“Absolutely not,” Mr. Cogan shot back.
“I swear it under oath. Never. It's wrong to suggest that.”
Mr. Cogan insisted that Mr. Lindsay and
the police took elaborate steps to prevent him from discovering
that, at the time of the slaying, Mr. Phillion's car was being
towed to a service station in Trenton, Ont., where he traded his
car radio for a tank of gas.
Mr. Cogan said it was ridiculous for Ms.
Cecchetto to suggest that he would just accept that police had
debunked an alibi they had earlier declared ironclad.
“Have the police become judge and jury?”
Mr. Cogan asked. “They discount evidence? I should accept that
in Canada? They just say: ‘Don't worry about it – we've
discounted it.' That's not the rule of law.”
Mr. Cogan said that the concealment of
the alibi report was bad enough, but the police lost a towing
slip and the radio Mr. Phillion had traded – none of which came
to light until lawyers for Mr. Phillion ferreted out the
information in recent years.
“That's why I'm a little upset,” he said
heatedly. “Because I don't believe that's the way the game
should be played. They never gave me exculpatory evidence that
could help me.”
“You can sleep at night, knowing that
slip is missing – and it might have had the time on it?” he
challenged Ms. Cecchetto. “How, as a Crown, can you be
comfortable … still prosecuting the man after they lost the
means for him to prove his innocence?”
The conviction review has obliged the
appeal court to wade through 35-year-old transcripts and reports
to adjudicate whether Mr. Cogan was made aware of the police
Ms. Cecchetto and co-counsel Howard
Leibovich maintain that Mr. Cogan was far too careful not to
have asked Mr. Lindsay – in private, if not in court – for
details on the police investigation of the alibi. They allege
that police and Mr. Lindsay made enough references to Mr.
Phillion's alibi that Mr. Cogan could have easily called police
witnesses about it.
Mr. Lindsay provided little help on the
point when he testified earlier this week. He said that he has
no recollection of what he did and didn't do 35 years ago. Ms.
Cecchetto said yesterday that his strong reputation for fairness
and integrity is proof enough that he would have disclosed the

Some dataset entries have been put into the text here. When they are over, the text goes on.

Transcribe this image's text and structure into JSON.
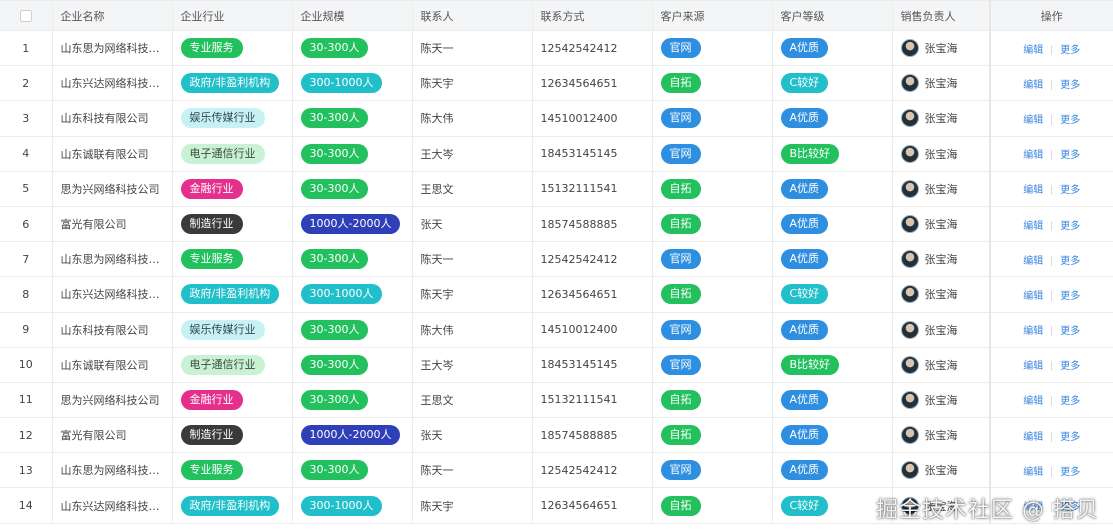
{
  "table": {
    "headers": [
      "企业名称",
      "企业行业",
      "企业规模",
      "联系人",
      "联系方式",
      "客户来源",
      "客户等级",
      "销售负责人",
      "操作"
    ],
    "ops": {
      "edit": "编辑",
      "more": "更多"
    },
    "rows": [
      {
        "idx": "1",
        "name": "山东思为网络科技有...",
        "industry": "专业服务",
        "scale": "30-300人",
        "contact": "陈天一",
        "phone": "12542542412",
        "source": "官网",
        "level": "A优质",
        "owner": "张宝海"
      },
      {
        "idx": "2",
        "name": "山东兴达网络科技有...",
        "industry": "政府/非盈利机构",
        "scale": "300-1000人",
        "contact": "陈天宇",
        "phone": "12634564651",
        "source": "自拓",
        "level": "C较好",
        "owner": "张宝海"
      },
      {
        "idx": "3",
        "name": "山东科技有限公司",
        "industry": "娱乐传媒行业",
        "scale": "30-300人",
        "contact": "陈大伟",
        "phone": "14510012400",
        "source": "官网",
        "level": "A优质",
        "owner": "张宝海"
      },
      {
        "idx": "4",
        "name": "山东诚联有限公司",
        "industry": "电子通信行业",
        "scale": "30-300人",
        "contact": "王大岑",
        "phone": "18453145145",
        "source": "官网",
        "level": "B比较好",
        "owner": "张宝海"
      },
      {
        "idx": "5",
        "name": "思为兴网络科技公司",
        "industry": "金融行业",
        "scale": "30-300人",
        "contact": "王思文",
        "phone": "15132111541",
        "source": "自拓",
        "level": "A优质",
        "owner": "张宝海"
      },
      {
        "idx": "6",
        "name": "富光有限公司",
        "industry": "制造行业",
        "scale": "1000人-2000人",
        "contact": "张天",
        "phone": "18574588885",
        "source": "自拓",
        "level": "A优质",
        "owner": "张宝海"
      },
      {
        "idx": "7",
        "name": "山东思为网络科技有...",
        "industry": "专业服务",
        "scale": "30-300人",
        "contact": "陈天一",
        "phone": "12542542412",
        "source": "官网",
        "level": "A优质",
        "owner": "张宝海"
      },
      {
        "idx": "8",
        "name": "山东兴达网络科技有...",
        "industry": "政府/非盈利机构",
        "scale": "300-1000人",
        "contact": "陈天宇",
        "phone": "12634564651",
        "source": "自拓",
        "level": "C较好",
        "owner": "张宝海"
      },
      {
        "idx": "9",
        "name": "山东科技有限公司",
        "industry": "娱乐传媒行业",
        "scale": "30-300人",
        "contact": "陈大伟",
        "phone": "14510012400",
        "source": "官网",
        "level": "A优质",
        "owner": "张宝海"
      },
      {
        "idx": "10",
        "name": "山东诚联有限公司",
        "industry": "电子通信行业",
        "scale": "30-300人",
        "contact": "王大岑",
        "phone": "18453145145",
        "source": "官网",
        "level": "B比较好",
        "owner": "张宝海"
      },
      {
        "idx": "11",
        "name": "思为兴网络科技公司",
        "industry": "金融行业",
        "scale": "30-300人",
        "contact": "王思文",
        "phone": "15132111541",
        "source": "自拓",
        "level": "A优质",
        "owner": "张宝海"
      },
      {
        "idx": "12",
        "name": "富光有限公司",
        "industry": "制造行业",
        "scale": "1000人-2000人",
        "contact": "张天",
        "phone": "18574588885",
        "source": "自拓",
        "level": "A优质",
        "owner": "张宝海"
      },
      {
        "idx": "13",
        "name": "山东思为网络科技有...",
        "industry": "专业服务",
        "scale": "30-300人",
        "contact": "陈天一",
        "phone": "12542542412",
        "source": "官网",
        "level": "A优质",
        "owner": "张宝海"
      },
      {
        "idx": "14",
        "name": "山东兴达网络科技有...",
        "industry": "政府/非盈利机构",
        "scale": "300-1000人",
        "contact": "陈天宇",
        "phone": "12634564651",
        "source": "自拓",
        "level": "C较好",
        "owner": "张宝海"
      }
    ]
  },
  "tag_colors": {
    "industry": {
      "专业服务": {
        "bg": "#22c15e",
        "fg": "#ffffff"
      },
      "政府/非盈利机构": {
        "bg": "#20bfc9",
        "fg": "#ffffff"
      },
      "娱乐传媒行业": {
        "bg": "#c7f1f4",
        "fg": "#2f4b55"
      },
      "电子通信行业": {
        "bg": "#c9f2d4",
        "fg": "#3b4a3f"
      },
      "金融行业": {
        "bg": "#e52f8c",
        "fg": "#ffffff"
      },
      "制造行业": {
        "bg": "#3a3a3a",
        "fg": "#ffffff"
      }
    },
    "scale": {
      "30-300人": {
        "bg": "#22c15e",
        "fg": "#ffffff"
      },
      "300-1000人": {
        "bg": "#20bfc9",
        "fg": "#ffffff"
      },
      "1000人-2000人": {
        "bg": "#2f3fb8",
        "fg": "#ffffff"
      }
    },
    "source": {
      "官网": {
        "bg": "#2e8fe0",
        "fg": "#ffffff"
      },
      "自拓": {
        "bg": "#22c15e",
        "fg": "#ffffff"
      }
    },
    "level": {
      "A优质": {
        "bg": "#2e8fe0",
        "fg": "#ffffff"
      },
      "B比较好": {
        "bg": "#22c15e",
        "fg": "#ffffff"
      },
      "C较好": {
        "bg": "#20bfc9",
        "fg": "#ffffff"
      }
    }
  },
  "watermark": "掘金技术社区 @ 搭贝"
}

However, Mr. Cogan said that he
possesses something considerably stronger: “Mr. Lindsay doesn't
have a memory of giving me the information,” Mr. Cogan snapped.
“I do have a memory – that I never got it.”
Mr. Cogan said that Mr. Phillion – a
chronic fibber who spent much of his time driving around the
countryside – offered so many possible alibis that Mr. Cogan
didn't know what to believe and anything police uncovered
involving an alibi would have been vital to the defence.
A few more witnesses will be questioned
in the summer. Legal arguments in the case will be heard next